And once I put down the weed whacker, I found that the howling wind planted other gifts.

It blew seeds from mullein, milkweed, thistles and dandelions. It blew seeds that yielded the pink blossoms of fleabane and the yellow blooms of tickseed. It blew native daisies, clover, sundrops and yarrow.

Wild violets popped up here and there, and I moved them together in small beds, for effect. I discovered Jack-in-the-pulpit and Christmas ferns in the shade of a white oak by the fence.

As summer progressed, I found black-eyed Susans volunteering, along with wild asters, Queen Anne’s lace and bushy St. John’s wort. Later, the garden was dazzling with the delicate spikes of low-growing, rough goldenrod, along with the bursts of bloom atop 6-foot-tall spikes of Eastern goldenrod.

As the wild garden created itself, something was blooming somewhere in it throughout the growing season.

These days, with my experiment well into its third year, I’ve become a more active curator.

Thanks to gardening friends in Greensboro and Blowing Rock, I’ve added wild geraniums, mountain mint and wild ginger. I’ve purchased and planted purple coneflowers, Eastern columbine and oakleaf hydrangeas, plus a fire azalea bush and redbud trees.

In the fall, I cover the art in my natural museum with leaves and hardwood bark mulch, leaving the seed stalks for the birds and critters. In spring I administer a modest dose of composted cow manure and more mulch.

I’m happy. My wild garden looks happy.

All because of a conversation with Ross Lackey.  OH

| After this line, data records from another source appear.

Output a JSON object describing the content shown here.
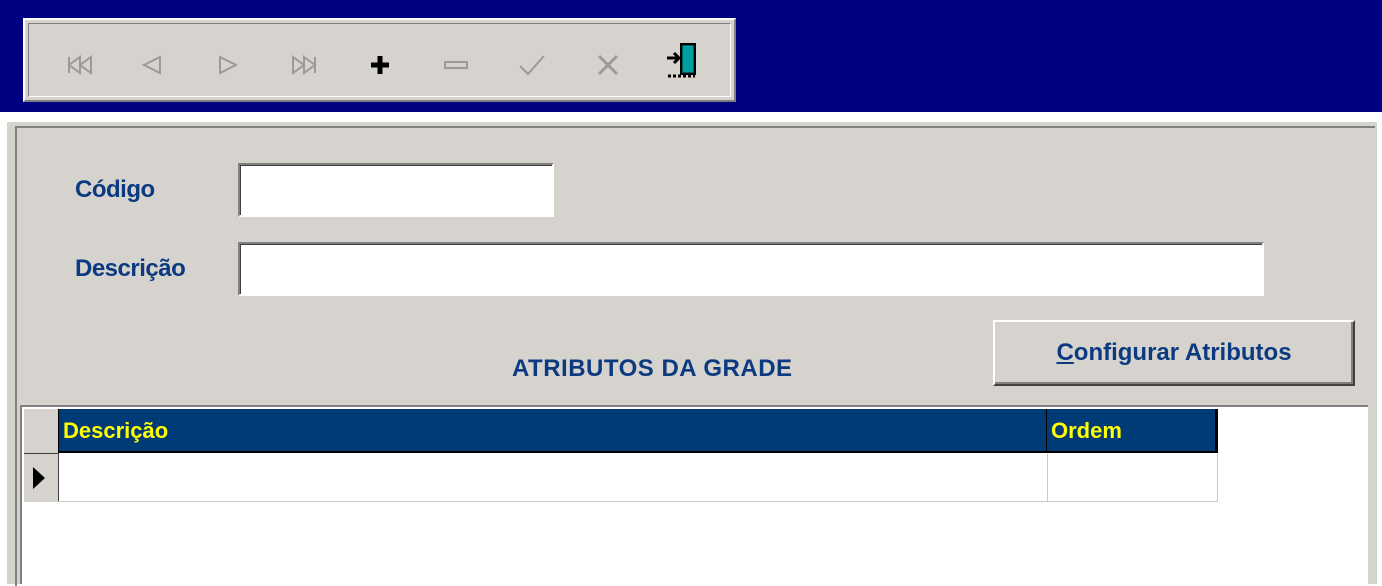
{
  "toolbar": {
    "buttons": [
      {
        "name": "first-record-icon"
      },
      {
        "name": "prior-record-icon"
      },
      {
        "name": "next-record-icon"
      },
      {
        "name": "last-record-icon"
      },
      {
        "name": "insert-record-icon"
      },
      {
        "name": "delete-record-icon"
      },
      {
        "name": "post-edit-icon"
      },
      {
        "name": "cancel-edit-icon"
      },
      {
        "name": "exit-door-icon"
      }
    ]
  },
  "form": {
    "codigo_label": "Código",
    "codigo_value": "",
    "descricao_label": "Descrição",
    "descricao_value": "",
    "section_title": "ATRIBUTOS DA GRADE",
    "config_button_hotkey": "C",
    "config_button_rest": "onfigurar Atributos"
  },
  "grid": {
    "columns": [
      "Descrição",
      "Ordem"
    ],
    "rows": [
      {
        "descricao": "",
        "ordem": ""
      }
    ]
  },
  "colors": {
    "title_bar": "#000080",
    "panel": "#d6d3ce",
    "label_text": "#0b3a80",
    "grid_header_bg": "#003b78",
    "grid_header_text": "#ffff00"
  }
}
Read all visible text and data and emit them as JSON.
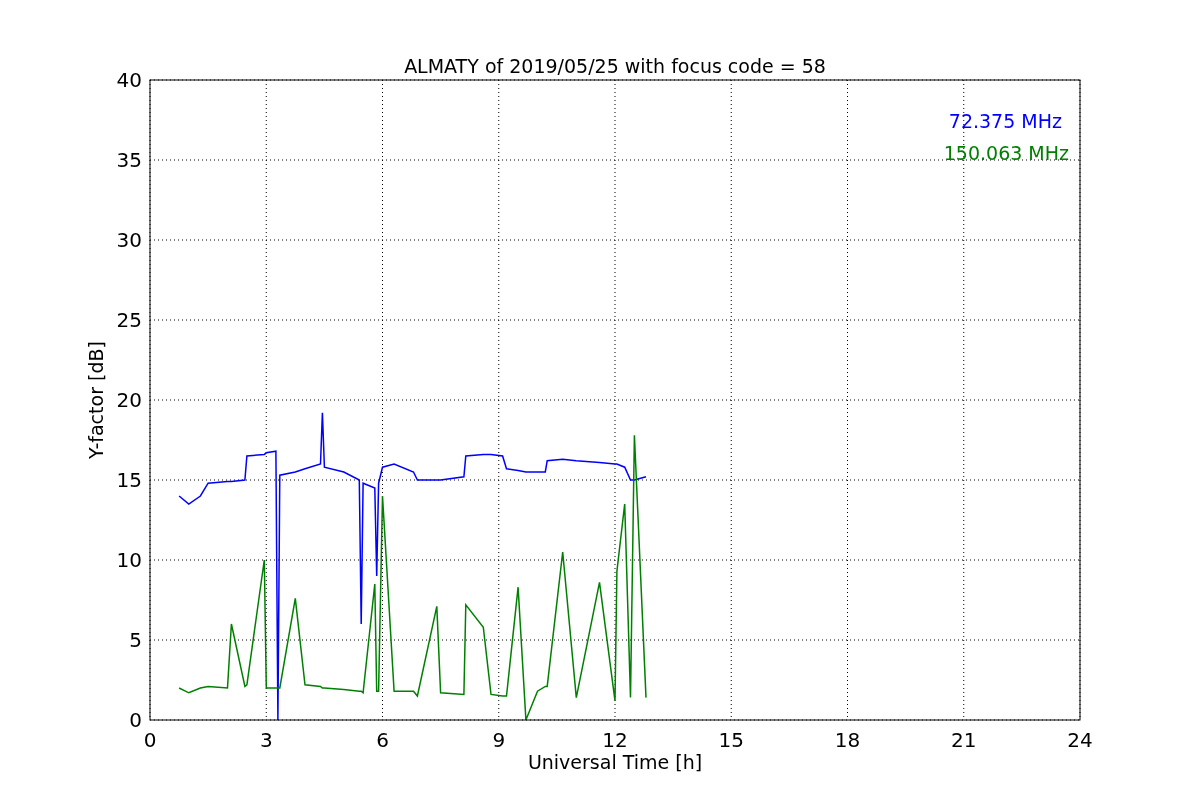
{
  "chart_data": {
    "type": "line",
    "title": "ALMATY of 2019/05/25 with focus code = 58",
    "xlabel": "Universal Time [h]",
    "ylabel": "Y-factor [dB]",
    "x": [
      0.75,
      1.0,
      1.3,
      1.5,
      2.0,
      2.1,
      2.45,
      2.5,
      2.95,
      3.0,
      3.25,
      3.3,
      3.35,
      3.75,
      4.0,
      4.4,
      4.45,
      4.5,
      5.0,
      5.4,
      5.45,
      5.5,
      5.8,
      5.85,
      5.9,
      6.0,
      6.3,
      6.8,
      6.9,
      7.4,
      7.5,
      8.1,
      8.15,
      8.6,
      8.8,
      9.1,
      9.2,
      9.5,
      9.7,
      10.0,
      10.2,
      10.25,
      10.65,
      11.0,
      11.6,
      12.0,
      12.05,
      12.25,
      12.4,
      12.5,
      12.8
    ],
    "series": [
      {
        "name": "72.375 MHz",
        "color": "#0000ff",
        "values": [
          14,
          13.5,
          14,
          14.8,
          14.9,
          14.9,
          15,
          16.5,
          16.6,
          16.7,
          16.8,
          0,
          15.3,
          15.5,
          15.7,
          16,
          19.2,
          15.8,
          15.5,
          15,
          6,
          14.8,
          14.5,
          9,
          14.8,
          15.8,
          16,
          15.5,
          15,
          15,
          15,
          15.2,
          16.5,
          16.6,
          16.6,
          16.5,
          15.7,
          15.6,
          15.5,
          15.5,
          15.5,
          16.2,
          16.3,
          16.2,
          16.1,
          16,
          16,
          15.8,
          15,
          15,
          15.2
        ]
      },
      {
        "name": "150.063 MHz",
        "color": "#008000",
        "values": [
          2,
          1.7,
          2,
          2.1,
          2,
          6,
          2.1,
          2.2,
          10,
          2,
          2,
          2,
          2,
          7.6,
          2.2,
          2.1,
          2,
          2,
          1.9,
          1.8,
          1.8,
          1.7,
          8.5,
          1.8,
          1.8,
          14,
          1.8,
          1.8,
          1.5,
          7.1,
          1.7,
          1.6,
          7.2,
          5.8,
          1.6,
          1.5,
          1.5,
          8.3,
          0,
          1.8,
          2.1,
          2.1,
          10.5,
          1.4,
          8.6,
          1.2,
          9.3,
          13.5,
          1.4,
          17.8,
          1.4
        ]
      }
    ],
    "grid": true,
    "xlim": [
      0,
      24
    ],
    "ylim": [
      0,
      40
    ],
    "xticks": [
      0,
      3,
      6,
      9,
      12,
      15,
      18,
      21,
      24
    ],
    "yticks": [
      0,
      5,
      10,
      15,
      20,
      25,
      30,
      35,
      40
    ]
  }
}
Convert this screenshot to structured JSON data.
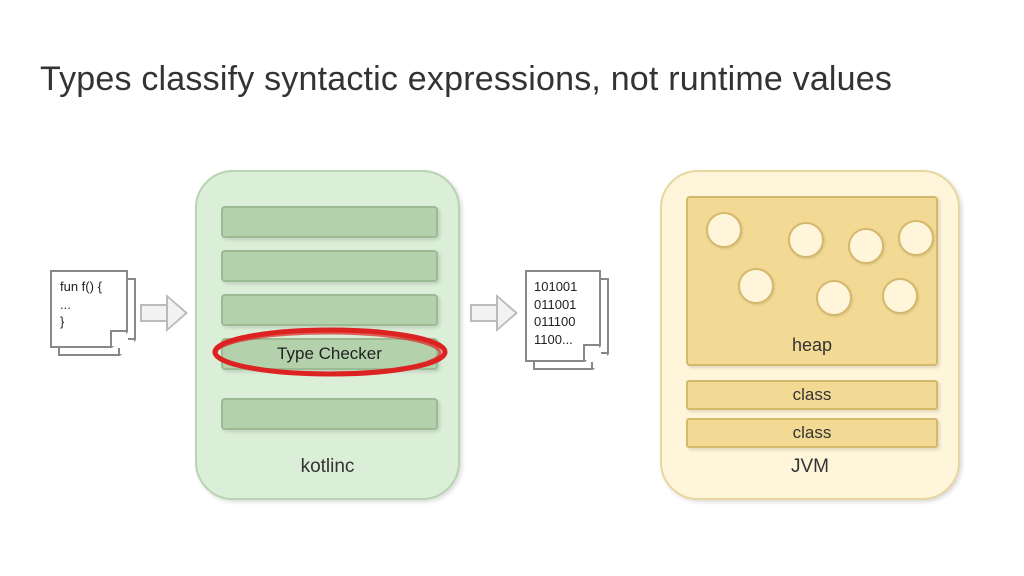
{
  "title": "Types classify syntactic expressions, not runtime values",
  "source": {
    "line1": "fun f() {",
    "line2": "  ...",
    "line3": "}"
  },
  "kotlinc": {
    "label": "kotlinc",
    "type_checker": "Type Checker"
  },
  "bytecode": {
    "line1": "101001",
    "line2": "011001",
    "line3": "011100",
    "line4": "1100..."
  },
  "jvm": {
    "label": "JVM",
    "heap_label": "heap",
    "class_label": "class"
  }
}
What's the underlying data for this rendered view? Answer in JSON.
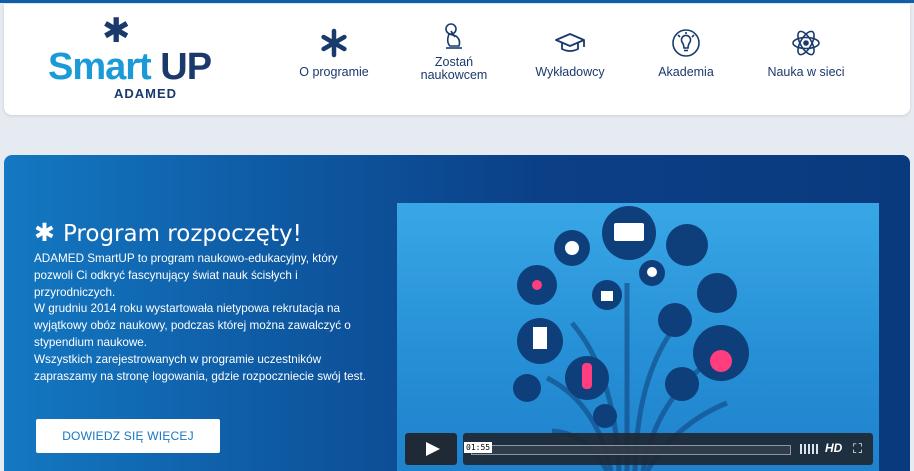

Ross Howell Jr. is a contributing writer. Ross Lackey and his wife, Tiffany, a chef, are headquartered at Holly Hill Farm in the community of Whynot, near Seagrove, where Lackey offers land design consulting and services. Tiffany recently opened Seagrove Café, where her cinnamon buns are in high demand. For more information, visit